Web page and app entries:
______________________________

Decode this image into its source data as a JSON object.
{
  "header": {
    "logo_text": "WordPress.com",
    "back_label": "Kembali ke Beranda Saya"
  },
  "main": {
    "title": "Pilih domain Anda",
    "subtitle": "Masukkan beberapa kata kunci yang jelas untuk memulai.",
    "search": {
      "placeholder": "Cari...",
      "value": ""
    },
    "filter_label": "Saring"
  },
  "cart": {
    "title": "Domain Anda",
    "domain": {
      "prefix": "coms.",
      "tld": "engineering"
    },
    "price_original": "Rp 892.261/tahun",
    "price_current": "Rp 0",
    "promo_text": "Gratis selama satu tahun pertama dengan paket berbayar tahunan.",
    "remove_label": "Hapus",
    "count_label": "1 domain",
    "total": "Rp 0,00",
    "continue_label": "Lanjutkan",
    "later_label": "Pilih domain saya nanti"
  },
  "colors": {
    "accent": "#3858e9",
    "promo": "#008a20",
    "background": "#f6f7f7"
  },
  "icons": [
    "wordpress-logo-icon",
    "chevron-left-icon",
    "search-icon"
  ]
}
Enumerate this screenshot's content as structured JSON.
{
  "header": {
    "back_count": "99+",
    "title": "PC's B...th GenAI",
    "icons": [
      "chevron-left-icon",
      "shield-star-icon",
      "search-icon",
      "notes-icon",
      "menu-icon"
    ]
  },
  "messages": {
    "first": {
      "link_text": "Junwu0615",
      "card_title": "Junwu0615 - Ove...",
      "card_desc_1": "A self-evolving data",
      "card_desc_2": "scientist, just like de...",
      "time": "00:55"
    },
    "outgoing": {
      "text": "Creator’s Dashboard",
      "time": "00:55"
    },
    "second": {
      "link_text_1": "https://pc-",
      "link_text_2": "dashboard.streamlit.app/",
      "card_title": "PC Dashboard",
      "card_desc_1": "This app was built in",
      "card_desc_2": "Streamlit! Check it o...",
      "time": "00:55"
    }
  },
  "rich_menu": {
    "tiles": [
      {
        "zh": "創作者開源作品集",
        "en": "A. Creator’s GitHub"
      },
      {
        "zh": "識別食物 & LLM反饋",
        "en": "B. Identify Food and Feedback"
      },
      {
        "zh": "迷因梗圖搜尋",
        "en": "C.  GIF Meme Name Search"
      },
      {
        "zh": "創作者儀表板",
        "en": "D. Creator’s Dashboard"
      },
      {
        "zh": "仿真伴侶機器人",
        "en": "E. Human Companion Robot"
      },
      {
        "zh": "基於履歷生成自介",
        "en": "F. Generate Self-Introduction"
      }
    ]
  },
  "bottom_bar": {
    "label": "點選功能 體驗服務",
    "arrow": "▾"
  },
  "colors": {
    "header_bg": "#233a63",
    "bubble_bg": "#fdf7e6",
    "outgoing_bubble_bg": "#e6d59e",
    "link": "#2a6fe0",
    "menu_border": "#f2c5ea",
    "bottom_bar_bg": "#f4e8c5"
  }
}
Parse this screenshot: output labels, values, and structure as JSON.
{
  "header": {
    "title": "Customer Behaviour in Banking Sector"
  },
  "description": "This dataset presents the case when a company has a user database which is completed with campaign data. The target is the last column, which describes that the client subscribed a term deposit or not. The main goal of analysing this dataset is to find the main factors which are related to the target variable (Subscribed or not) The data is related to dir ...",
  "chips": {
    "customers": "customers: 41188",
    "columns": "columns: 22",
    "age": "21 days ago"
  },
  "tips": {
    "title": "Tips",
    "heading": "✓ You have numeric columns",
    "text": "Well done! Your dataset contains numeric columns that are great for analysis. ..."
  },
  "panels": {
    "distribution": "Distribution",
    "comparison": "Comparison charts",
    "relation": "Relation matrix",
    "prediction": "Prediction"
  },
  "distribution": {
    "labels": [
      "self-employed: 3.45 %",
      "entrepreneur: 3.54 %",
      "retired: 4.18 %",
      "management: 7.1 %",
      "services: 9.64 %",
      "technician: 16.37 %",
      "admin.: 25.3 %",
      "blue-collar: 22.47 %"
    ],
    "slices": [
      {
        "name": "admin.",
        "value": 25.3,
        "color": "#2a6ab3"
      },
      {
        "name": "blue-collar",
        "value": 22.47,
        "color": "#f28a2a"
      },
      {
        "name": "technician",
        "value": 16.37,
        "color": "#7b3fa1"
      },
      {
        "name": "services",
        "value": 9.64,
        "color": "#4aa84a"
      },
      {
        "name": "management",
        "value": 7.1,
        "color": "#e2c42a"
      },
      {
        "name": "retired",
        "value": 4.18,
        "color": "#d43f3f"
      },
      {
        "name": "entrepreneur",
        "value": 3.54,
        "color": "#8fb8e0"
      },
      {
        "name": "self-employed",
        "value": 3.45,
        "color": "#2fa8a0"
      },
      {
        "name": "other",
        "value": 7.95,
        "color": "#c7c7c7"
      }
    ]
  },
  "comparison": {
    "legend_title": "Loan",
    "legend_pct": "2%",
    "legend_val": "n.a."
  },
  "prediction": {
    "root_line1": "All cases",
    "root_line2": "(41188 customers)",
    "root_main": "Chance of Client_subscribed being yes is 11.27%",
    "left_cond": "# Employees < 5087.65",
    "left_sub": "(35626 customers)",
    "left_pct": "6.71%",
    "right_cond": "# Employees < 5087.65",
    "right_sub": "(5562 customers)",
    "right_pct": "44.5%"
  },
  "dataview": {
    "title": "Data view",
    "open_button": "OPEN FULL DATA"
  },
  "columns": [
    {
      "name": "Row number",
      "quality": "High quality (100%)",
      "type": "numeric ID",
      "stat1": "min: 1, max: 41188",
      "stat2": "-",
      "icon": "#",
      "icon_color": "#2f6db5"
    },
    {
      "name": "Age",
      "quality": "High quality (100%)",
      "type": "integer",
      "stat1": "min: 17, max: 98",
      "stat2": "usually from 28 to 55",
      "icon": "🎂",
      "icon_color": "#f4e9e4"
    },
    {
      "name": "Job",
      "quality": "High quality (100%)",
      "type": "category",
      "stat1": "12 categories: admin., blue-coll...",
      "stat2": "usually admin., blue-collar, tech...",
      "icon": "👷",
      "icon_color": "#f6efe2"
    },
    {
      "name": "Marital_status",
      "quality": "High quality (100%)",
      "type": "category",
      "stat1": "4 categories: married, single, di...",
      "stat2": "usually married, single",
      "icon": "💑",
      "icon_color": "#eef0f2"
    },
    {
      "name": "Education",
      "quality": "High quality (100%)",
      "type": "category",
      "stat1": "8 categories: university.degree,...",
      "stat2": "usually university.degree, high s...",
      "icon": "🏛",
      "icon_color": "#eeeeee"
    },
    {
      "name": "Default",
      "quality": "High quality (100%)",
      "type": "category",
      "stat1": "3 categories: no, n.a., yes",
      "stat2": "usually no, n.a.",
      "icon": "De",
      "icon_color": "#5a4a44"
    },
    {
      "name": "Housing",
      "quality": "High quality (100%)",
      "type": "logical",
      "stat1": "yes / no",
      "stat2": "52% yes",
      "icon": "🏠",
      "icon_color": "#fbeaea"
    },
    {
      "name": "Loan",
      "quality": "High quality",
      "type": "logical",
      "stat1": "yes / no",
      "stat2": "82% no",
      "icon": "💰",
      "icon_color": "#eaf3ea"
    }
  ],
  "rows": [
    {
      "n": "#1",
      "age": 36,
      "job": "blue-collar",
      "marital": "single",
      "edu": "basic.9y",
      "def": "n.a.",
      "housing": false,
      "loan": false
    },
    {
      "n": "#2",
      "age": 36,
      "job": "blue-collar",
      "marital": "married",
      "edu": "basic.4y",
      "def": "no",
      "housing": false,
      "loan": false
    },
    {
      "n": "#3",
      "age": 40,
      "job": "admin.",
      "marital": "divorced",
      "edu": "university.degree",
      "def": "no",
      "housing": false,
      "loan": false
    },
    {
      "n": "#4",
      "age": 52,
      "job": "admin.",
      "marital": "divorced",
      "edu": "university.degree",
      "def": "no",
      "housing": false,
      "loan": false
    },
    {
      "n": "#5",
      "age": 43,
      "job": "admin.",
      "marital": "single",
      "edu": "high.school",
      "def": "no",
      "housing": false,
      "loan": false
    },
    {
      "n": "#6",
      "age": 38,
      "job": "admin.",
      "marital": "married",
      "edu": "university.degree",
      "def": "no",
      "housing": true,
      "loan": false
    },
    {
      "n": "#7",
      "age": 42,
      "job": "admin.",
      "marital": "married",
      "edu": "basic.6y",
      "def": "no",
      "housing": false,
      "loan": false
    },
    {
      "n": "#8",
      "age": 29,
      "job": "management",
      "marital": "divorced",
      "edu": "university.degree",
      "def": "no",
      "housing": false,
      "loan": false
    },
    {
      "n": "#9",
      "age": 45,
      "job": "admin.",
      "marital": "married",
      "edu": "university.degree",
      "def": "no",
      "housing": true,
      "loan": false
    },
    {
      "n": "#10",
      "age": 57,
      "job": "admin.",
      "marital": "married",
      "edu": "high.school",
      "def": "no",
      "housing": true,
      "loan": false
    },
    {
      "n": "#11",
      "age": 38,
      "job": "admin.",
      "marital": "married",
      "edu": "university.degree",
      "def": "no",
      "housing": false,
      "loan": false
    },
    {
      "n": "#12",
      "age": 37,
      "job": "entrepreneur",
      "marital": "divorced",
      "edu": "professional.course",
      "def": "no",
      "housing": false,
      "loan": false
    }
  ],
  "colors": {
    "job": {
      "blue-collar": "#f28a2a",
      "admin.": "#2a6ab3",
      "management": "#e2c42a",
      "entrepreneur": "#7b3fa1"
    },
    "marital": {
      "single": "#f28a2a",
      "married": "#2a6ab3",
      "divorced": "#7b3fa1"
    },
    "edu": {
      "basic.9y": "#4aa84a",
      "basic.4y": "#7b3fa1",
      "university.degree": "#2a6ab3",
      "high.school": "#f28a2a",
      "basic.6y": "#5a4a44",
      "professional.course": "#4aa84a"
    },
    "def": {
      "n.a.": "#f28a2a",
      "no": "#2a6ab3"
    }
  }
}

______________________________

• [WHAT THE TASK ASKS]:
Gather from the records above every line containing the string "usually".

• [SOLUTION]:
      "stat2": "usually from 28 to 55",
      "stat2": "usually admin., blue-collar, tech...",
      "stat2": "usually married, single",
      "stat2": "usually university.degree, high s...",
      "stat2": "usually no, n.a.",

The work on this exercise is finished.